(Seriously, what is it doing? If winter really does have a secret life, there must be some turmoil in it at the moment.)
Consider this video a winter-oriented group therapy session:
Living in Michigan, we get to know winter pretty well. We know it’s the coldest and darkest season. It usually means snow, which is a good thing when there’s enough to ski, sled, snowshoe, snowboard, or build a snow fort or snowman or . . . [fill in your favorite winter activity here]. But what else do we know about winter? How well do we really know its sounds and colors and smells, the things that make winter the beautiful and mysterious season that it is?
826michigan students have completed a entire year of hikes in the Nichols Arboretum, exploring the sounds and smells of fall, spring, and winter.
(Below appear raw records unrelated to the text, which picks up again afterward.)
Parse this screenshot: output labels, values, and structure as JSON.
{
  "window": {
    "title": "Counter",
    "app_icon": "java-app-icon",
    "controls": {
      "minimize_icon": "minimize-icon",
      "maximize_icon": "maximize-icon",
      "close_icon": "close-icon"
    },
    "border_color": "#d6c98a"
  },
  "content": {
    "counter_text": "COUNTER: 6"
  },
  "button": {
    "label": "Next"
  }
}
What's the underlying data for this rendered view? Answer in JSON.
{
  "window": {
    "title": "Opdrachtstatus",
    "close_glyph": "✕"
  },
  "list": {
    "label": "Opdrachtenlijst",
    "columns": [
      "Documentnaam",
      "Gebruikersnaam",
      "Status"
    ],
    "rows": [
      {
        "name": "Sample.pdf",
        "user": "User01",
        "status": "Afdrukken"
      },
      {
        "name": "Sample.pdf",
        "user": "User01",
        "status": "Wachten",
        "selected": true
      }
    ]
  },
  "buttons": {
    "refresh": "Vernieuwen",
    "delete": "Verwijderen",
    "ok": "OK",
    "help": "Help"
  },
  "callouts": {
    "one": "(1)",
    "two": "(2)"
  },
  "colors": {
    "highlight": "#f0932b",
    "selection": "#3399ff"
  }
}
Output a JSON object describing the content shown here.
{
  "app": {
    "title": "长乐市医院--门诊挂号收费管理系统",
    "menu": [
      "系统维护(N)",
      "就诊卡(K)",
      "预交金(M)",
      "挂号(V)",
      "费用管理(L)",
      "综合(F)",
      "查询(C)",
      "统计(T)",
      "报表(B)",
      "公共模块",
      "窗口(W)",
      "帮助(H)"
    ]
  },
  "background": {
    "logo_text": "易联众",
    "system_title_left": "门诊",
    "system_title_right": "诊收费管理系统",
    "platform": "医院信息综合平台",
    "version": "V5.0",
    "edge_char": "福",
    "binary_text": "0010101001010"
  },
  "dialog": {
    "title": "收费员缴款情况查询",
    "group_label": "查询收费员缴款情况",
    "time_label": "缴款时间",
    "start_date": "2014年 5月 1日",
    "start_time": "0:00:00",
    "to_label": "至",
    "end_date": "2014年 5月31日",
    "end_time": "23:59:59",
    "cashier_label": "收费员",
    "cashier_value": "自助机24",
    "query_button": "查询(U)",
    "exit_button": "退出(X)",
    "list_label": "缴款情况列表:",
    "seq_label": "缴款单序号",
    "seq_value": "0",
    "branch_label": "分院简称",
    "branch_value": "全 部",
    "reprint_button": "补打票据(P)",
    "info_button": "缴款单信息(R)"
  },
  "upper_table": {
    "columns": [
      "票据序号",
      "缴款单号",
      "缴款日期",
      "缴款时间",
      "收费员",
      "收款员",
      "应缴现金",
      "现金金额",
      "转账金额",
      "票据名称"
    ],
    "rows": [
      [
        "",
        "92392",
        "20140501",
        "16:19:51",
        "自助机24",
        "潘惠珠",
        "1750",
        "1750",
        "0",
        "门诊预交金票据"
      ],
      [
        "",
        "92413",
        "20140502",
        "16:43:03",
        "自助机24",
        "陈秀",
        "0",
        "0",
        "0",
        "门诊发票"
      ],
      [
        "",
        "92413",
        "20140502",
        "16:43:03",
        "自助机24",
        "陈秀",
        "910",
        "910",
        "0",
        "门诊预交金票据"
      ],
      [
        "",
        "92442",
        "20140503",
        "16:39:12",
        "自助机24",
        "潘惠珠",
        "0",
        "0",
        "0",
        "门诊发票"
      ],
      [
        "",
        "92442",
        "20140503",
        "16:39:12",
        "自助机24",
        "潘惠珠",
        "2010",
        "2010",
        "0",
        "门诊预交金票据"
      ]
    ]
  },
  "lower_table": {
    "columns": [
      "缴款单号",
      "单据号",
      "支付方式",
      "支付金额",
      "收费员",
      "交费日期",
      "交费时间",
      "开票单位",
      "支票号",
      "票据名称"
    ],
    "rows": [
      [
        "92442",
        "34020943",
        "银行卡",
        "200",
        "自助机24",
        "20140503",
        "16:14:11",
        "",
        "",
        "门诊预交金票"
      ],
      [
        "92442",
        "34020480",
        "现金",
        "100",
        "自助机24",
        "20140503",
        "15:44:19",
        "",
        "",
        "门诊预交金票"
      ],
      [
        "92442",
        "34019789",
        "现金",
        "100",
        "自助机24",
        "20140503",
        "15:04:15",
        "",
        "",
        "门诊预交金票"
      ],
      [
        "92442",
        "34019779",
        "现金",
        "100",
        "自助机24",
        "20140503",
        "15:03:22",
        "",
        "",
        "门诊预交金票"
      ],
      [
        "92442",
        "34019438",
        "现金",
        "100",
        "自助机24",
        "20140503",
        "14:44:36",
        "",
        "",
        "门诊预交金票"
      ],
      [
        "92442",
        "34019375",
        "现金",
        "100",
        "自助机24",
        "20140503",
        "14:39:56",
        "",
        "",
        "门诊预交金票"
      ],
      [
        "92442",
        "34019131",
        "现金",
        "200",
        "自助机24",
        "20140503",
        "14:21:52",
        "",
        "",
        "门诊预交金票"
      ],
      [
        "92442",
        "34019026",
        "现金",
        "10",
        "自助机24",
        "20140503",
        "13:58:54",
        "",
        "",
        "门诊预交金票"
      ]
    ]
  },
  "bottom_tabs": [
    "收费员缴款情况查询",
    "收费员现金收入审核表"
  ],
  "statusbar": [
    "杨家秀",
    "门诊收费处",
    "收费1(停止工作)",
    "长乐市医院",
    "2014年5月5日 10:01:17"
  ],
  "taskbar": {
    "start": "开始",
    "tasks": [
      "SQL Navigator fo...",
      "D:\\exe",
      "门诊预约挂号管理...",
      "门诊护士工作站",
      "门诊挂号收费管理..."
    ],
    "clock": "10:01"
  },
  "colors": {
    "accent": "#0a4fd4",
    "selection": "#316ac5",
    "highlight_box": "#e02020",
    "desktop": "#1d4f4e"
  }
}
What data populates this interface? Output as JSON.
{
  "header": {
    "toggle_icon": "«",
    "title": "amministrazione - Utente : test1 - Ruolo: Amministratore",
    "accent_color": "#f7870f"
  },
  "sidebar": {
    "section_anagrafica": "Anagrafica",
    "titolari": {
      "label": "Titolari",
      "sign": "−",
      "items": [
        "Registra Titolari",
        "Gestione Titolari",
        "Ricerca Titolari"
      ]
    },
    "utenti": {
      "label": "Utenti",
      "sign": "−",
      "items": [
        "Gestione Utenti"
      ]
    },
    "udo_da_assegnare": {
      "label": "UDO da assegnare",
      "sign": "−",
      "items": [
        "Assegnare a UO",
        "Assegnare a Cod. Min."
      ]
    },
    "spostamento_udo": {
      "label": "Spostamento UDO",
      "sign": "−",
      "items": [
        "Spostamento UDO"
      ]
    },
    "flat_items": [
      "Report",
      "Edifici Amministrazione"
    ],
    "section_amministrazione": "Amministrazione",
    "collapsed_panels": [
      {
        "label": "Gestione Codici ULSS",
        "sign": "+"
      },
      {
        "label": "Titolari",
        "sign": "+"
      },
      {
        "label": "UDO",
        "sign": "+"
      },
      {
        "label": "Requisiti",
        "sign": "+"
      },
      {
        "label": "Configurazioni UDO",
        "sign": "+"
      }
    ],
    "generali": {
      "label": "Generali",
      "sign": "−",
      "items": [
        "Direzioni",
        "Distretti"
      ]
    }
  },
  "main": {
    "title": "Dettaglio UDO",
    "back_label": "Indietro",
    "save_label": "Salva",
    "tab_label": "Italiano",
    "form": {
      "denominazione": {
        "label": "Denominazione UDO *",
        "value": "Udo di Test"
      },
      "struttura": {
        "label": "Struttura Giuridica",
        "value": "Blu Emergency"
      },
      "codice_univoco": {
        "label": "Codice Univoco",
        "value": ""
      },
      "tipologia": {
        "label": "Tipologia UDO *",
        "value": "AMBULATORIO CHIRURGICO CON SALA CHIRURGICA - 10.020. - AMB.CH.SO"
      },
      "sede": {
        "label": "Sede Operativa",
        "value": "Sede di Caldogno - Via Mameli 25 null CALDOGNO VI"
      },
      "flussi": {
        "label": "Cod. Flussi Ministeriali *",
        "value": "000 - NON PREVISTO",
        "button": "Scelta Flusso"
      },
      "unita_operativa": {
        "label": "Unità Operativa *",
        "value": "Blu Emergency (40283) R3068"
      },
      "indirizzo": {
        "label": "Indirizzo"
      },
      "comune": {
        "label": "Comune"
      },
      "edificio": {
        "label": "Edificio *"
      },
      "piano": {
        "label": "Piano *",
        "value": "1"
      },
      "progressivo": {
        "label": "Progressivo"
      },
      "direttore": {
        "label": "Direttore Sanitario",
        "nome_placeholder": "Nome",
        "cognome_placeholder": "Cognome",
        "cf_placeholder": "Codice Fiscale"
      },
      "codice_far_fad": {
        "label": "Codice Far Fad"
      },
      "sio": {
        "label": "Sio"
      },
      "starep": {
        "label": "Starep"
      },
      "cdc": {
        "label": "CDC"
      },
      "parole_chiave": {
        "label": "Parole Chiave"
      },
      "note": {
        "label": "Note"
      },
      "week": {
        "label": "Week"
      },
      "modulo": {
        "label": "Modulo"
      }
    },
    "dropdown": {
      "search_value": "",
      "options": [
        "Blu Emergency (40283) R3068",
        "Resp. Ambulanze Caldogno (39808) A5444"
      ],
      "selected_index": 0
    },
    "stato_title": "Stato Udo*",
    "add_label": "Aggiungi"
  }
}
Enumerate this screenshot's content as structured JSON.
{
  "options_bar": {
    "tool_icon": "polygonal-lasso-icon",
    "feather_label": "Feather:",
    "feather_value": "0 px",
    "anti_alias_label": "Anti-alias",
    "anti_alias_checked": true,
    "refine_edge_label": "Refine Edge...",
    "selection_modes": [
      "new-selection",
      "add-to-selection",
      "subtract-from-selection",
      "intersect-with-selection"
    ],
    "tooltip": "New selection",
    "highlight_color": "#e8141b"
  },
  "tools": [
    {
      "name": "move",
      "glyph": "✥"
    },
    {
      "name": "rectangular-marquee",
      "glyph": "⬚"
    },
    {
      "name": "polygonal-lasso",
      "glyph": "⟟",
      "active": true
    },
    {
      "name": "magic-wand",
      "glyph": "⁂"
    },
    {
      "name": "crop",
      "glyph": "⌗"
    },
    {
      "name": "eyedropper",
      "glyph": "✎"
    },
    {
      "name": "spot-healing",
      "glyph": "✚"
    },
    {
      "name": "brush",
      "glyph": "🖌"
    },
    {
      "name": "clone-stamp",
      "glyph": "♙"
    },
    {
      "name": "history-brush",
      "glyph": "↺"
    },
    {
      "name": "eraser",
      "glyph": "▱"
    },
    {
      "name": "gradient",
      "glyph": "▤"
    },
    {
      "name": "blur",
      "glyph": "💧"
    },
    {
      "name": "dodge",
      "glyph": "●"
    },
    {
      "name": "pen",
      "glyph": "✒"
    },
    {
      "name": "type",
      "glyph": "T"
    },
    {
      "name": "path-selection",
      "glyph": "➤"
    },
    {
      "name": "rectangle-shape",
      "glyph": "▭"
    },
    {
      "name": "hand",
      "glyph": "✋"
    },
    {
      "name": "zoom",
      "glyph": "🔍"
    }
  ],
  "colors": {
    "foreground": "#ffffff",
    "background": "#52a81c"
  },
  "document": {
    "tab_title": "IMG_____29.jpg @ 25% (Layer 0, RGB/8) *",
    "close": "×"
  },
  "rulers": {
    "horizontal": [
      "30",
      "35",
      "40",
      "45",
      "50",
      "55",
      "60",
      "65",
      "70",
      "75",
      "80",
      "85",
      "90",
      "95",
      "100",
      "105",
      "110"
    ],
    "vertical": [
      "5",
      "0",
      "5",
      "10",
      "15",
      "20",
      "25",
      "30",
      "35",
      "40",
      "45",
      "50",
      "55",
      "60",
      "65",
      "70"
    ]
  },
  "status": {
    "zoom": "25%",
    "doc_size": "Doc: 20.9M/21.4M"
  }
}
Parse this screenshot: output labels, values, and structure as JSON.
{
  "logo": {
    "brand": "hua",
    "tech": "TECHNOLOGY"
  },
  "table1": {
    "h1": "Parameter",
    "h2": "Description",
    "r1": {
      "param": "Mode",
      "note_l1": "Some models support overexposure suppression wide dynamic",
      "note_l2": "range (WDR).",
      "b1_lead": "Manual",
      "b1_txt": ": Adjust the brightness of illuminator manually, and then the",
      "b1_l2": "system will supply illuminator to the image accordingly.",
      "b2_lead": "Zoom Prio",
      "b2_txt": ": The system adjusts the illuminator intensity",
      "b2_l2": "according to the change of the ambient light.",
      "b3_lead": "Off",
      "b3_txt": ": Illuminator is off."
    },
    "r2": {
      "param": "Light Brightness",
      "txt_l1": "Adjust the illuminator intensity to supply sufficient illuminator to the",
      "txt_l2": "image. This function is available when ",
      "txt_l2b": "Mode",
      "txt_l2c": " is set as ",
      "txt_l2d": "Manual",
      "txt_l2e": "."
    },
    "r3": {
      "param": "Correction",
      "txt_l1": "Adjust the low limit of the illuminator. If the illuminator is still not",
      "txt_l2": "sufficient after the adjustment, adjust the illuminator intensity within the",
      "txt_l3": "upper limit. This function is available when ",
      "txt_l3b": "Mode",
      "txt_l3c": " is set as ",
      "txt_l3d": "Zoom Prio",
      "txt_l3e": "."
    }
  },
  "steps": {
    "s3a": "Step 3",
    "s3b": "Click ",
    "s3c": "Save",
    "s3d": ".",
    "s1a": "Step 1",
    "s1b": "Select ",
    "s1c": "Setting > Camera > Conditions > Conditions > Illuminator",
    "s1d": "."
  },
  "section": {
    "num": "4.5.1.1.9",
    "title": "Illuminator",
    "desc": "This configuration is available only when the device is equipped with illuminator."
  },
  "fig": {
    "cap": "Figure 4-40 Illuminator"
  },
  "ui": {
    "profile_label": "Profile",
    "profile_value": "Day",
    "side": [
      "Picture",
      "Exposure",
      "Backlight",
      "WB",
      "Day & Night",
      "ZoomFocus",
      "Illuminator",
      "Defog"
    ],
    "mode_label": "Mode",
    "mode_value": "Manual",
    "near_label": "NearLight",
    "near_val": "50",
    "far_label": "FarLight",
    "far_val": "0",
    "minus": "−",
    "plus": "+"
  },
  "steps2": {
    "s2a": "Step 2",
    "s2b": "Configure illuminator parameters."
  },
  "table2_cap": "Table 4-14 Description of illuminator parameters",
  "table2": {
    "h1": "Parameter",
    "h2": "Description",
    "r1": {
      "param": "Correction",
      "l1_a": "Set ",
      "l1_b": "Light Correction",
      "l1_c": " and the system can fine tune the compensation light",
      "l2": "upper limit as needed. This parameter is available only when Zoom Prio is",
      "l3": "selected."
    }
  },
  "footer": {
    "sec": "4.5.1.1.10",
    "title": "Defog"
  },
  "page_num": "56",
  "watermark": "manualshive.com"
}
We’ve entered into our second year of this workshop series, led by the truly extraordinary Jane Hayes, Sarah Pinkelman, & Ami Walsh.
Many thanks to everyone who helped to make this workshop a success — our phenomenal students, volunteers, and Bob Grese and Linda Neely of Nicholas Arboretum, musician Frank Pahl, and the spectacular John Baird!
Make yourself a cup of hot cocoa, settle in next to a wintry window, and enjoy.